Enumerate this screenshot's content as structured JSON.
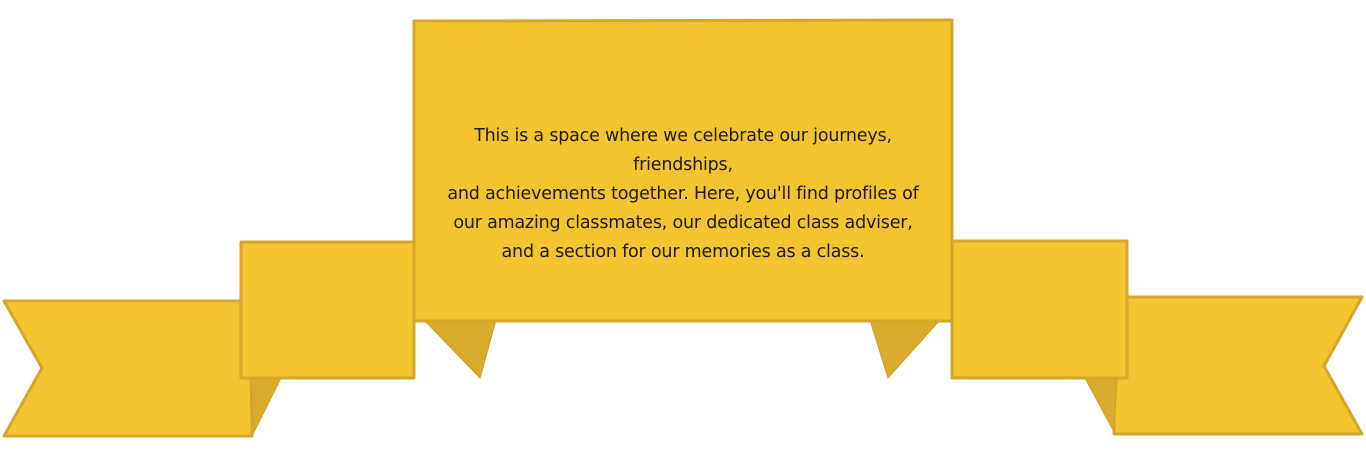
{
  "colors": {
    "ribbon_fill": "#f4c430",
    "ribbon_stroke": "#d4a62a",
    "ribbon_shadow": "#d9aa2b",
    "text": "#1f1a12",
    "background": "#ffffff"
  },
  "banner": {
    "lines": [
      "This is a space where we celebrate our journeys,",
      "friendships,",
      "and achievements together. Here, you'll find profiles of",
      "our amazing classmates, our dedicated class adviser,",
      "and a section for our memories as a class."
    ]
  }
}
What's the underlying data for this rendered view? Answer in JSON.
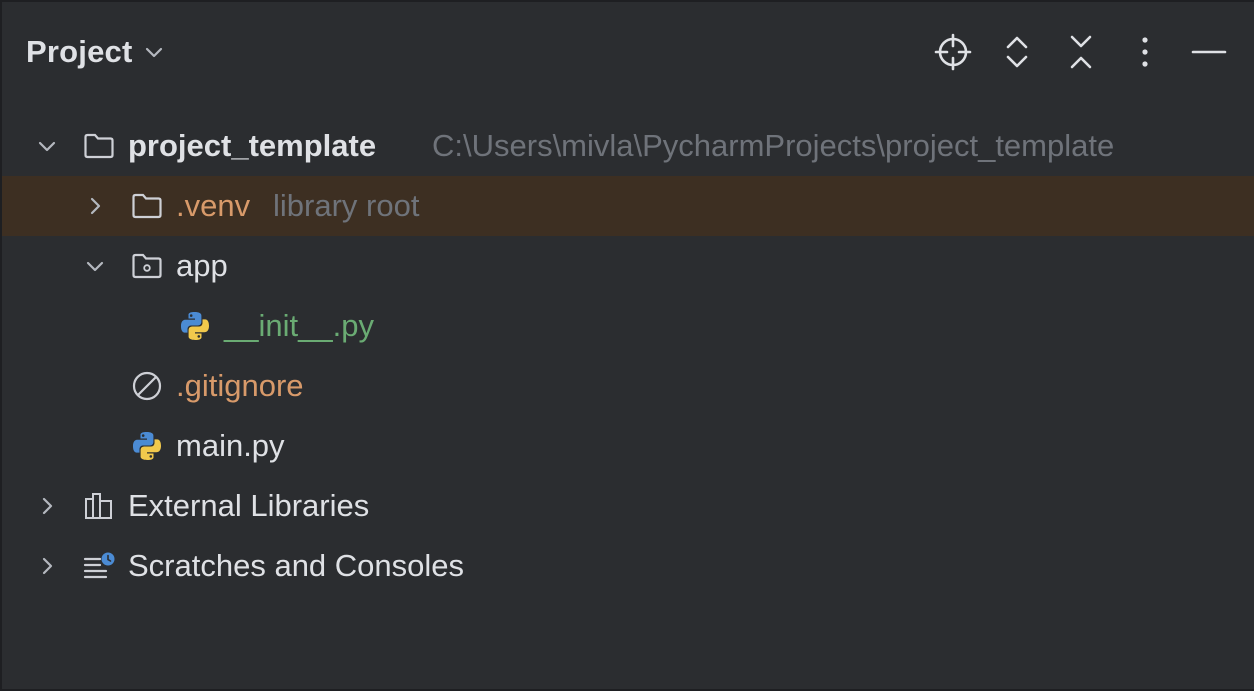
{
  "panel": {
    "title": "Project"
  },
  "toolbar": {
    "icons": [
      "locate-icon",
      "expand-all-icon",
      "collapse-all-icon",
      "more-options-icon",
      "hide-panel-icon"
    ]
  },
  "tree": {
    "root": {
      "name": "project_template",
      "path": "C:\\Users\\mivla\\PycharmProjects\\project_template"
    },
    "venv": {
      "name": ".venv",
      "hint": "library root"
    },
    "app": {
      "name": "app"
    },
    "init_file": {
      "name": "__init__.py"
    },
    "gitignore": {
      "name": ".gitignore"
    },
    "main_file": {
      "name": "main.py"
    },
    "external_libraries": {
      "name": "External Libraries"
    },
    "scratches": {
      "name": "Scratches and Consoles"
    }
  },
  "colors": {
    "background": "#2b2d30",
    "selection": "#2e436e",
    "excluded_row": "#3d2f22",
    "ignored_text": "#d89a6a",
    "new_file_text": "#6aab73"
  }
}
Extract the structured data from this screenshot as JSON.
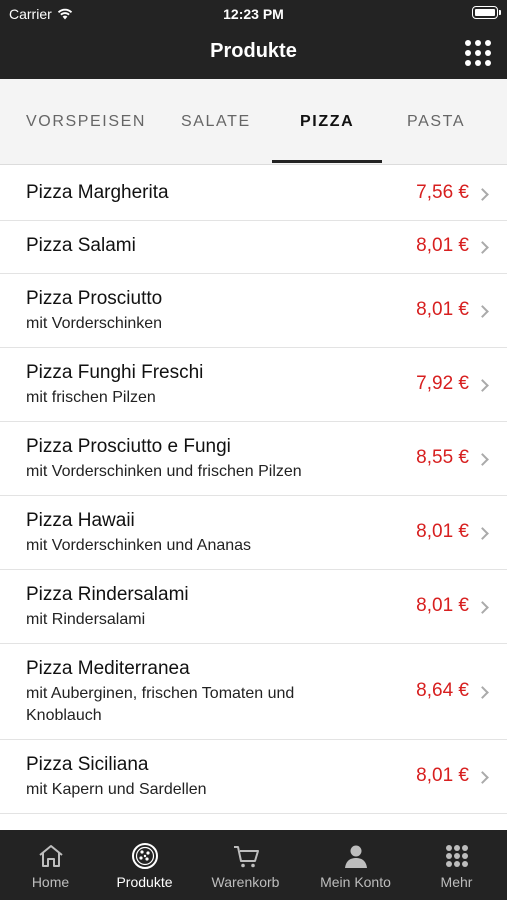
{
  "status_bar": {
    "carrier": "Carrier",
    "time": "12:23 PM"
  },
  "navbar": {
    "title": "Produkte",
    "menu_icon": "grid-menu-icon"
  },
  "category_tabs": [
    {
      "label": "VORSPEISEN",
      "active": false
    },
    {
      "label": "SALATE",
      "active": false
    },
    {
      "label": "PIZZA",
      "active": true
    },
    {
      "label": "PASTA",
      "active": false
    }
  ],
  "products": [
    {
      "name": "Pizza Margherita",
      "description": "",
      "price": "7,56 €"
    },
    {
      "name": "Pizza Salami",
      "description": "",
      "price": "8,01 €"
    },
    {
      "name": "Pizza Prosciutto",
      "description": "mit Vorderschinken",
      "price": "8,01 €"
    },
    {
      "name": "Pizza Funghi Freschi",
      "description": "mit frischen Pilzen",
      "price": "7,92 €"
    },
    {
      "name": "Pizza Prosciutto e Fungi",
      "description": "mit Vorderschinken und frischen Pilzen",
      "price": "8,55 €"
    },
    {
      "name": "Pizza Hawaii",
      "description": "mit Vorderschinken und Ananas",
      "price": "8,01 €"
    },
    {
      "name": "Pizza Rindersalami",
      "description": "mit Rindersalami",
      "price": "8,01 €"
    },
    {
      "name": "Pizza Mediterranea",
      "description": "mit Auberginen, frischen Tomaten und Knoblauch",
      "price": "8,64 €"
    },
    {
      "name": "Pizza Siciliana",
      "description": "mit Kapern und Sardellen",
      "price": "8,01 €"
    }
  ],
  "tabbar": [
    {
      "label": "Home",
      "icon": "home-icon",
      "active": false
    },
    {
      "label": "Produkte",
      "icon": "pizza-icon",
      "active": true
    },
    {
      "label": "Warenkorb",
      "icon": "cart-icon",
      "active": false
    },
    {
      "label": "Mein Konto",
      "icon": "user-icon",
      "active": false
    },
    {
      "label": "Mehr",
      "icon": "more-grid-icon",
      "active": false
    }
  ],
  "colors": {
    "header_bg": "#232323",
    "price": "#d71f1f",
    "tabs_bg": "#f4f4f4"
  }
}
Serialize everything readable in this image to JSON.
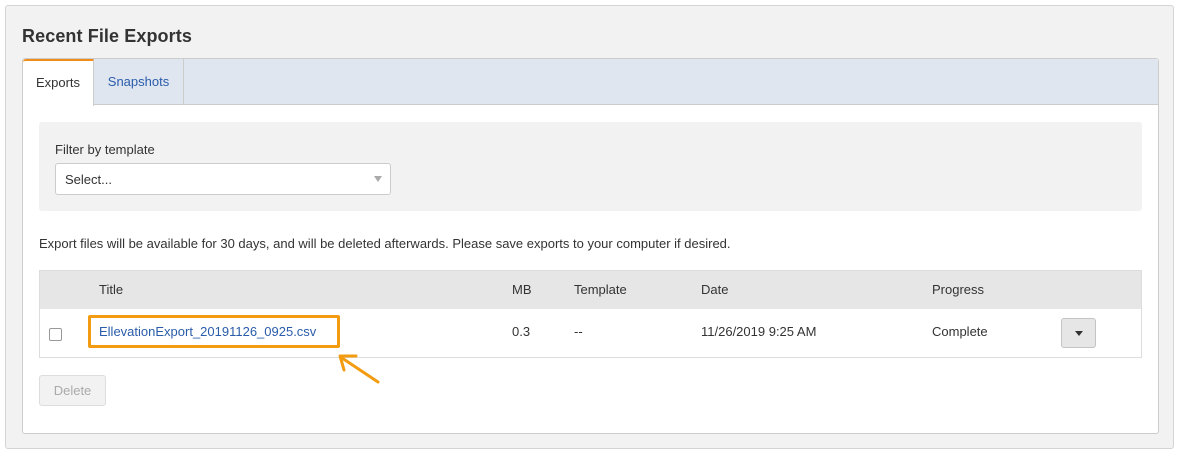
{
  "title": "Recent File Exports",
  "tabs": [
    {
      "label": "Exports",
      "active": true
    },
    {
      "label": "Snapshots",
      "active": false
    }
  ],
  "filter": {
    "label": "Filter by template",
    "selected": "Select..."
  },
  "notice": "Export files will be available for 30 days, and will be deleted afterwards. Please save exports to your computer if desired.",
  "table": {
    "columns": [
      "Title",
      "MB",
      "Template",
      "Date",
      "Progress"
    ],
    "rows": [
      {
        "title": "EllevationExport_20191126_0925.csv",
        "mb": "0.3",
        "template": "--",
        "date": "11/26/2019 9:25 AM",
        "progress": "Complete"
      }
    ]
  },
  "actions": {
    "delete_label": "Delete"
  },
  "colors": {
    "accent": "#f08c1a",
    "link": "#2a5caa",
    "highlight": "#f39c12"
  },
  "icons": {
    "select_arrow": "chevron-down-icon",
    "row_menu": "caret-down-icon",
    "annotation": "arrow-icon"
  }
}
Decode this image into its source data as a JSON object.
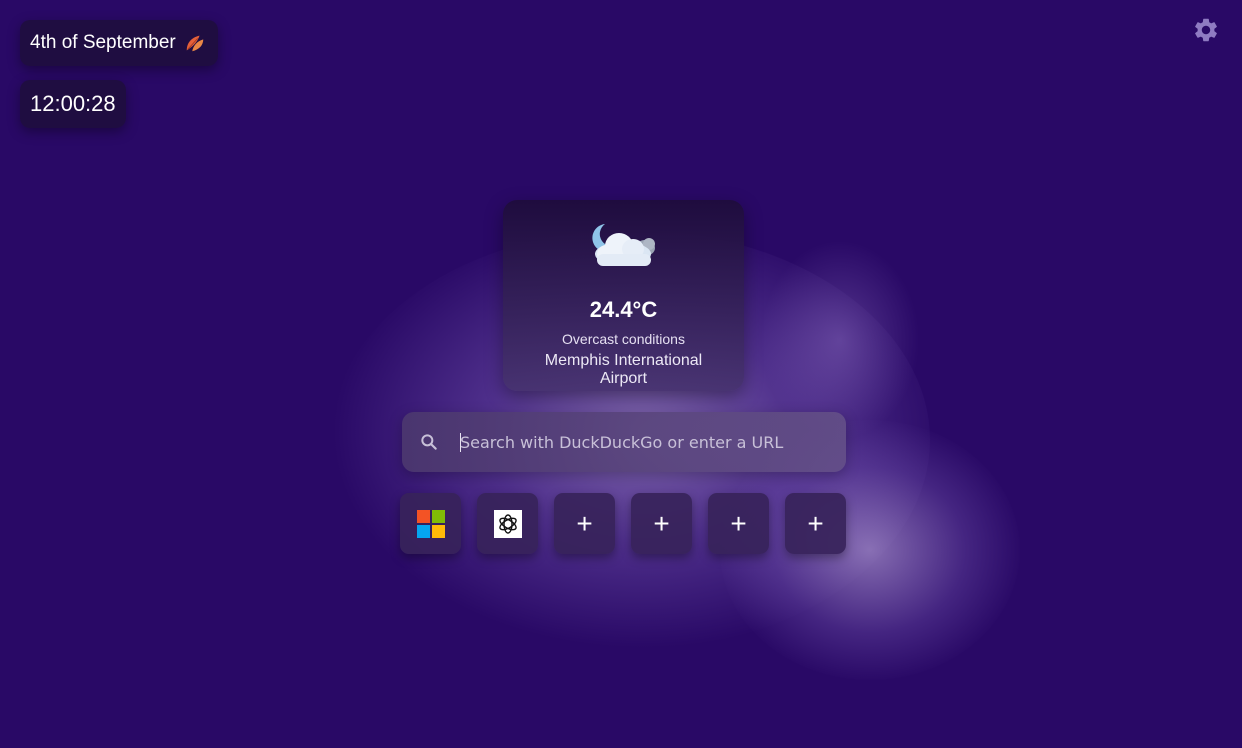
{
  "header": {
    "date": "4th of September",
    "time": "12:00:28"
  },
  "icons": {
    "date": "autumn-leaf-icon",
    "settings": "gear-icon",
    "weather": "moon-cloud-icon",
    "search": "search-icon"
  },
  "weather": {
    "temperature": "24.4°C",
    "conditions": "Overcast conditions",
    "location": "Memphis International Airport"
  },
  "search": {
    "placeholder": "Search with DuckDuckGo or enter a URL",
    "value": ""
  },
  "shortcuts": [
    {
      "icon": "microsoft-logo-icon",
      "label": ""
    },
    {
      "icon": "openai-logo-icon",
      "label": ""
    },
    {
      "icon": "plus-icon",
      "label": "+"
    },
    {
      "icon": "plus-icon",
      "label": "+"
    },
    {
      "icon": "plus-icon",
      "label": "+"
    },
    {
      "icon": "plus-icon",
      "label": "+"
    }
  ],
  "colors": {
    "background": "#290966",
    "card": "#1e0e3c",
    "accent_glow": "#c8b4eb",
    "settings_icon": "#8f7bc2"
  }
}
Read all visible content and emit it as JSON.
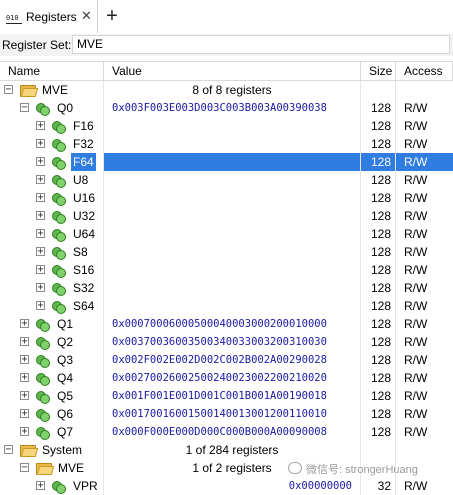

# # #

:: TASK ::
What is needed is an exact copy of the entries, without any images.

:: RESULT OF THE TASK ::
Enumerate this screenshot's content as structured JSON.
{
  "colors": {
    "ribbon_fill": "#f4c430",
    "ribbon_stroke": "#d4a62a",
    "ribbon_shadow": "#d9aa2b",
    "text": "#1f1a12",
    "background": "#ffffff"
  },
  "banner": {
    "lines": [
      "This is a space where we celebrate our journeys,",
      "friendships,",
      "and achievements together. Here, you'll find profiles of",
      "our amazing classmates, our dedicated class adviser,",
      "and a section for our memories as a class."
    ]
  }
}
What's the underlying data for this rendered view? Answer in JSON.
{
  "panel": {
    "title": "Project"
  },
  "toolbar": {
    "icons": [
      "locate-icon",
      "expand-all-icon",
      "collapse-all-icon",
      "more-options-icon",
      "hide-panel-icon"
    ]
  },
  "tree": {
    "root": {
      "name": "project_template",
      "path": "C:\\Users\\mivla\\PycharmProjects\\project_template"
    },
    "venv": {
      "name": ".venv",
      "hint": "library root"
    },
    "app": {
      "name": "app"
    },
    "init_file": {
      "name": "__init__.py"
    },
    "gitignore": {
      "name": ".gitignore"
    },
    "main_file": {
      "name": "main.py"
    },
    "external_libraries": {
      "name": "External Libraries"
    },
    "scratches": {
      "name": "Scratches and Consoles"
    }
  },
  "colors": {
    "background": "#2b2d30",
    "selection": "#2e436e",
    "excluded_row": "#3d2f22",
    "ignored_text": "#d89a6a",
    "new_file_text": "#6aab73"
  }
}
Extract the structured data from this screenshot as JSON.
{
  "status_bar": {
    "carrier": "Carrier",
    "time": "12:23 PM"
  },
  "navbar": {
    "title": "Produkte",
    "menu_icon": "grid-menu-icon"
  },
  "category_tabs": [
    {
      "label": "VORSPEISEN",
      "active": false
    },
    {
      "label": "SALATE",
      "active": false
    },
    {
      "label": "PIZZA",
      "active": true
    },
    {
      "label": "PASTA",
      "active": false
    }
  ],
  "products": [
    {
      "name": "Pizza Margherita",
      "description": "",
      "price": "7,56 €"
    },
    {
      "name": "Pizza Salami",
      "description": "",
      "price": "8,01 €"
    },
    {
      "name": "Pizza Prosciutto",
      "description": "mit Vorderschinken",
      "price": "8,01 €"
    },
    {
      "name": "Pizza Funghi Freschi",
      "description": "mit frischen Pilzen",
      "price": "7,92 €"
    },
    {
      "name": "Pizza Prosciutto e Fungi",
      "description": "mit Vorderschinken und frischen Pilzen",
      "price": "8,55 €"
    },
    {
      "name": "Pizza Hawaii",
      "description": "mit Vorderschinken und Ananas",
      "price": "8,01 €"
    },
    {
      "name": "Pizza Rindersalami",
      "description": "mit Rindersalami",
      "price": "8,01 €"
    },
    {
      "name": "Pizza Mediterranea",
      "description": "mit Auberginen, frischen Tomaten und Knoblauch",
      "price": "8,64 €"
    },
    {
      "name": "Pizza Siciliana",
      "description": "mit Kapern und Sardellen",
      "price": "8,01 €"
    }
  ],
  "tabbar": [
    {
      "label": "Home",
      "icon": "home-icon",
      "active": false
    },
    {
      "label": "Produkte",
      "icon": "pizza-icon",
      "active": true
    },
    {
      "label": "Warenkorb",
      "icon": "cart-icon",
      "active": false
    },
    {
      "label": "Mein Konto",
      "icon": "user-icon",
      "active": false
    },
    {
      "label": "Mehr",
      "icon": "more-grid-icon",
      "active": false
    }
  ],
  "colors": {
    "header_bg": "#232323",
    "price": "#d71f1f",
    "tabs_bg": "#f4f4f4"
  }
}
Serialize everything readable in this image to JSON.
{
  "title": "Recent File Exports",
  "tabs": [
    {
      "label": "Exports",
      "active": true
    },
    {
      "label": "Snapshots",
      "active": false
    }
  ],
  "filter": {
    "label": "Filter by template",
    "selected": "Select..."
  },
  "notice": "Export files will be available for 30 days, and will be deleted afterwards. Please save exports to your computer if desired.",
  "table": {
    "columns": [
      "Title",
      "MB",
      "Template",
      "Date",
      "Progress"
    ],
    "rows": [
      {
        "title": "EllevationExport_20191126_0925.csv",
        "mb": "0.3",
        "template": "--",
        "date": "11/26/2019 9:25 AM",
        "progress": "Complete"
      }
    ]
  },
  "actions": {
    "delete_label": "Delete"
  },
  "colors": {
    "accent": "#f08c1a",
    "link": "#2a5caa",
    "highlight": "#f39c12"
  },
  "icons": {
    "select_arrow": "chevron-down-icon",
    "row_menu": "caret-down-icon",
    "annotation": "arrow-icon"
  }
}
Decode this image into its source data as a JSON object.
{
  "header": {
    "date": "4th of September",
    "time": "12:00:28"
  },
  "icons": {
    "date": "autumn-leaf-icon",
    "settings": "gear-icon",
    "weather": "moon-cloud-icon",
    "search": "search-icon"
  },
  "weather": {
    "temperature": "24.4°C",
    "conditions": "Overcast conditions",
    "location": "Memphis International Airport"
  },
  "search": {
    "placeholder": "Search with DuckDuckGo or enter a URL",
    "value": ""
  },
  "shortcuts": [
    {
      "icon": "microsoft-logo-icon",
      "label": ""
    },
    {
      "icon": "openai-logo-icon",
      "label": ""
    },
    {
      "icon": "plus-icon",
      "label": "+"
    },
    {
      "icon": "plus-icon",
      "label": "+"
    },
    {
      "icon": "plus-icon",
      "label": "+"
    },
    {
      "icon": "plus-icon",
      "label": "+"
    }
  ],
  "colors": {
    "background": "#290966",
    "card": "#1e0e3c",
    "accent_glow": "#c8b4eb",
    "settings_icon": "#8f7bc2"
  }
}
Read all visible content and emit it as JSON.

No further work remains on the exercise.